Singapore's property investors got a yellow card from the city-state's central bank in its annual financial stability review.
"Before investing in property, investors should be aware that rising vacancy rates, declining rentals and impending interest rate increases mean that they may not always be able to rely on rental income to service their investment property loans," said the review, published by the Monetary Authority of Singapore (MAS) on Tuesday.
There's been some signs of a sales pickup in Singapore's property market, with the number of new homes sold rising to 1,252 in October, from 509 in September, the highest number of sales since July 2015.

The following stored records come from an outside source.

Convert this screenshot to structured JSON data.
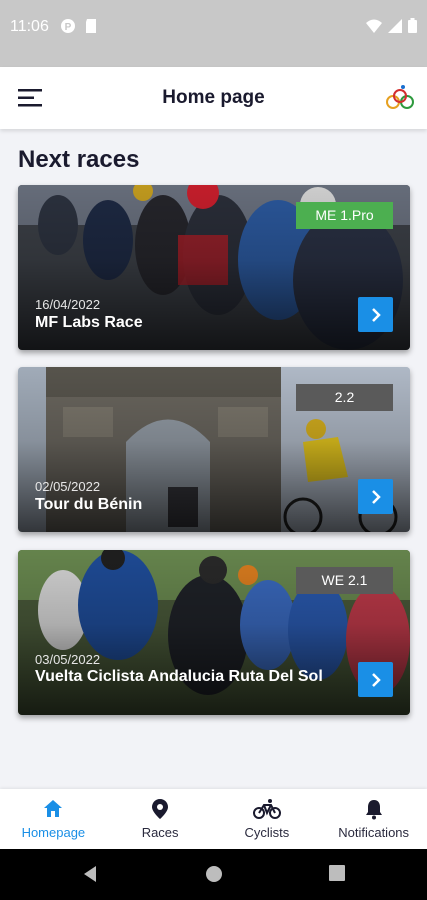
{
  "status_bar": {
    "time": "11:06"
  },
  "app_bar": {
    "title": "Home page"
  },
  "section": {
    "title": "Next races"
  },
  "races": [
    {
      "badge": "ME 1.Pro",
      "badge_color": "#4caf50",
      "date": "16/04/2022",
      "name": "MF Labs Race"
    },
    {
      "badge": "2.2",
      "badge_color": "#5a5a5a",
      "date": "02/05/2022",
      "name": "Tour du Bénin"
    },
    {
      "badge": "WE 2.1",
      "badge_color": "#5a5a5a",
      "date": "03/05/2022",
      "name": "Vuelta Ciclista Andalucia Ruta Del Sol"
    }
  ],
  "bottom_nav": {
    "items": [
      {
        "label": "Homepage",
        "icon": "home-icon",
        "active": true
      },
      {
        "label": "Races",
        "icon": "location-pin-icon",
        "active": false
      },
      {
        "label": "Cyclists",
        "icon": "bicycle-icon",
        "active": false
      },
      {
        "label": "Notifications",
        "icon": "bell-icon",
        "active": false
      }
    ]
  },
  "colors": {
    "accent": "#1a8fe6",
    "badge_green": "#4caf50",
    "badge_gray": "#5a5a5a",
    "text_dark": "#1a1a2e"
  }
}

But prices haven't followed suit, with private residential property prices dropping 1.5 percent on-quarter in the third quarter, according to government data, marking 12 straight quarters of declines and the largest on-quarter drop since 2009 during the global financial crisis.
Vacancy rates have also remained high amid increases in housing supply, running at 8.7 percent in the third quarter, down slightly from 8.9 percent in the second quarter, but still hovering around levels last seen in 2000, amid the aftermath of the Asian Financial Crisis.
"MAS remains vigilant to the risk that demand-supply dynamics could weigh on the property market outlook amid rising vacancy rates and softer economic and labour market conditions," it said.
But it also pointed to upside risks for the market.
"Transaction activity has held firm, perhaps buoyed by the low interest rate environment and better matching of price expectations between buyers and sellers. Resale activity has increased and take-up at some newly-launched projects has been strong," the MAS said.
"The upside risk that current low global interest rates could spur further demand in the market cannot be discounted."